Most artists would have faded into obscurity if they waited four years in between albums. But leave it to an enigmatic artist like Eminem to pick up right where he left off, engrossing and offending like he hasn't missed a Dr. Dre-produced beat.
Eminem continues to cultivate the dichotomous and somewhat contradictory existence he has crafted over several albums. On one hand, he's the iconoclastic rude boy, taking shots at easy targets like Lindsey Lohan and Britney Spears and less obvious ones like Christopher Reeve. On the other hand, he's the misunderstood tortured artist, mistreated by his mom and prisoner to his own addictions. Will the real Eminem please stand up?
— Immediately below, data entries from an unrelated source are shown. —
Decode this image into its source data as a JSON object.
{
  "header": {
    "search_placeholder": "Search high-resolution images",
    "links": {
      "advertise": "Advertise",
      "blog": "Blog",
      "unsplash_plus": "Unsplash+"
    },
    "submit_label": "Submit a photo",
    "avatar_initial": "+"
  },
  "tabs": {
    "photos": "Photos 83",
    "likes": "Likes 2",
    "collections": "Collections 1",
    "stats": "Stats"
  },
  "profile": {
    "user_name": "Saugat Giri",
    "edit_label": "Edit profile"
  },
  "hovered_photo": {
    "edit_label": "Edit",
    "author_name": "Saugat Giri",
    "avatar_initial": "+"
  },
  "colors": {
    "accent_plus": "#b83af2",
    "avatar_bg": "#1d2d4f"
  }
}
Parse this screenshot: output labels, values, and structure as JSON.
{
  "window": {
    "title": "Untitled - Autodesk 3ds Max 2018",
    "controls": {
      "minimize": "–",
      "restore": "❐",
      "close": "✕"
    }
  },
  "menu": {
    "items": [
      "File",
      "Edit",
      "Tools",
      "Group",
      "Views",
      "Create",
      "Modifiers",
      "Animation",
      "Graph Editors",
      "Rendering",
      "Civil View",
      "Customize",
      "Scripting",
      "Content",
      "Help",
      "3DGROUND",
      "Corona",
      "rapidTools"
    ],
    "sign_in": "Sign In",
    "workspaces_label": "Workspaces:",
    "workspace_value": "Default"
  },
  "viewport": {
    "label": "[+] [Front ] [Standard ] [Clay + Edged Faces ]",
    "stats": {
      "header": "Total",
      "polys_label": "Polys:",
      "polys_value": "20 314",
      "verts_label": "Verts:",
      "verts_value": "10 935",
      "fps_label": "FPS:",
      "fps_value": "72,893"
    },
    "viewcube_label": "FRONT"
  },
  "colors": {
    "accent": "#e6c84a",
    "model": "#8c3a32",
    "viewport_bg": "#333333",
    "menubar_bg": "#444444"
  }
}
Relapse takes both sides of the rapper's personality to an extreme. The album is a veritable medicine cabinet, with almost every song referencing some sort of narcotic or prescription drug. Eminem both glorifies this lifestyle ("Medicine Ball") and blames it for his absence ("Déjà Vu"). He also ramps up his violent alter-ego, painting over-the-top scenarios of abduction and rape ("Same Old Song and Dance") that are too disturbing to be enjoyed.
What gets lost in Eminem's boasting and bravado is the undeniable fact that his rhymes and rapping have only gotten better. He can stretch a cadence or rhyme scheme to its breaking point, then zigzag flawlessly into a new lyrical direction. His flow is unmatched and his creativity far exceeds any other rapper out there. It's a shame it's being put to such debauched use.
Get more, if that's what you want, over at Eminem.com.